So whether a race is run by a non-profit or a profit organization, there’s a wide range in quality of execution and value for the dollar. There are gems and duds in both categories. The appeal of any race is a collection of all attributes, including the organizers’ attitude. Are they in this to stage a great event for runners, or are they in this because it’s a way to make money? Attitude comes through loud and clear to anyone who takes more than a passing glance at these events. But there’s no law on defining the right attitude, and many don’t look deeper than that passing glance.

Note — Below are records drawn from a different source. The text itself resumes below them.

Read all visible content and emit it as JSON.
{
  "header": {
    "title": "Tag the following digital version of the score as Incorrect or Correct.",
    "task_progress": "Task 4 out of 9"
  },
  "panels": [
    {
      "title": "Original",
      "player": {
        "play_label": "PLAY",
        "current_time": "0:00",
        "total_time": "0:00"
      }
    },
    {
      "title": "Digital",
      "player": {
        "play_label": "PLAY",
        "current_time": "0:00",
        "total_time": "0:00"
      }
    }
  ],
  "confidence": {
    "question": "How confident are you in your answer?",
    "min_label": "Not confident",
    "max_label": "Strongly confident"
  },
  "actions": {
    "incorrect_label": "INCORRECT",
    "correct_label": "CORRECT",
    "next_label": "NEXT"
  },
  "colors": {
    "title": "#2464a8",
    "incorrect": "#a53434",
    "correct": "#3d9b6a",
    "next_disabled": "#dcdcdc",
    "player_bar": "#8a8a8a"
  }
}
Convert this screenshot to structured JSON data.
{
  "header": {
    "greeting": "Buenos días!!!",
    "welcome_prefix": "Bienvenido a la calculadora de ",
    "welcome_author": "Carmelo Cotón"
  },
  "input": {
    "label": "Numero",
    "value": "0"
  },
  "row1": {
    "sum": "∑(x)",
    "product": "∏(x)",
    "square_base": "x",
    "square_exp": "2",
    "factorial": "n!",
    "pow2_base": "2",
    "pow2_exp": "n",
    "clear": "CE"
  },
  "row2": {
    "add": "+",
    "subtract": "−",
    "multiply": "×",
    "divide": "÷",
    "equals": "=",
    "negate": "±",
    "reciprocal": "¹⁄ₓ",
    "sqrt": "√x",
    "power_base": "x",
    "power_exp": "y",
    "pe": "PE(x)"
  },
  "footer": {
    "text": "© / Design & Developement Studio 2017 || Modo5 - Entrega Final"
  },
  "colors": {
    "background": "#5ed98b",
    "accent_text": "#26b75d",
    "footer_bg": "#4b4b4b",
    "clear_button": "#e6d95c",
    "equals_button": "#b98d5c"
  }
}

But there is an ethical issue of for-profit ventures drawing lifeblood from non-profit resources. No race survives without the contribution of many, including both race volunteers and the general public which allows it to happen. I’ve yet to see any race, non-profit or profit, where every staffer is a paid employee. No, they’re volunteers, recruited to donate their time and efforts for “The Cause”. The Cause might be just that they want to help provide a race for the runners. The Cause might be that the for-profit race does donate to a charity they like. The Cause might just be because they enjoy the activity. But think about it: they’re working for free so that someone can walk away with profit in their pocket. There are words that describe such an employer-employee relationship, and wars have been fought over them. Perhaps that’s a stretch, but it’s something to think about.
And then there is the issue of the general public’s willingness to allow these events to happen. Rare is the race held entirely off-road on private land. Most use public streets and therefore by definition disrupt public activities. The public allows this to happen on the expectation that this is a public event for public good. The public might take a dim view knowing that their inconvenience was caused by someone’s money-making enterprise.
I am reminded of two relevant tidbits. The first is the appearance in this area several years ago of drop boxes from a firm that collects and remarkets used books. The firm has an interesting business model: their service is the remarketing, and they “buy” the books by paying non-profit groups to host their drop boxes. So non-profits benefit, books are recycled, and people have a source for both disposal of and purchase of such books. All good. Except that they weren’t too clear at first about the fact that they’re a for-profit company. Make that less than totally transparent, and the drop boxes that use the word “donate” leave people feeling duped. Make that known, show the value in what you do, and all is well, though the word “donate” still seems a little misused.
The second is a political cartoon from the 1992 Presidential election, when Ross Perot made a go of it. Sadly, I can’t find an image of this classic doodle (apparently even Google can be foiled) but it showed a man walking away from a mailbox apparently having just mailed a political donation to Mr. Perot (this being the days before online fundraising), looking somewhat regretful, with the caption along the lines of how he just realized that he’d sent money to a billionaire.
And so it goes in the road racing world. What are you supporting? To whom are you sending your money? Where is it going? What is their motivation? What is the quality of the product you get in return?
As for me, I make exceptions, but make a solid effort to target club-run events. Support your sport, hang with the people who love running in and of itself without glitter and glitz, and you’ll save a heap of cash in the process.
As in the rest of life, caveat emptor.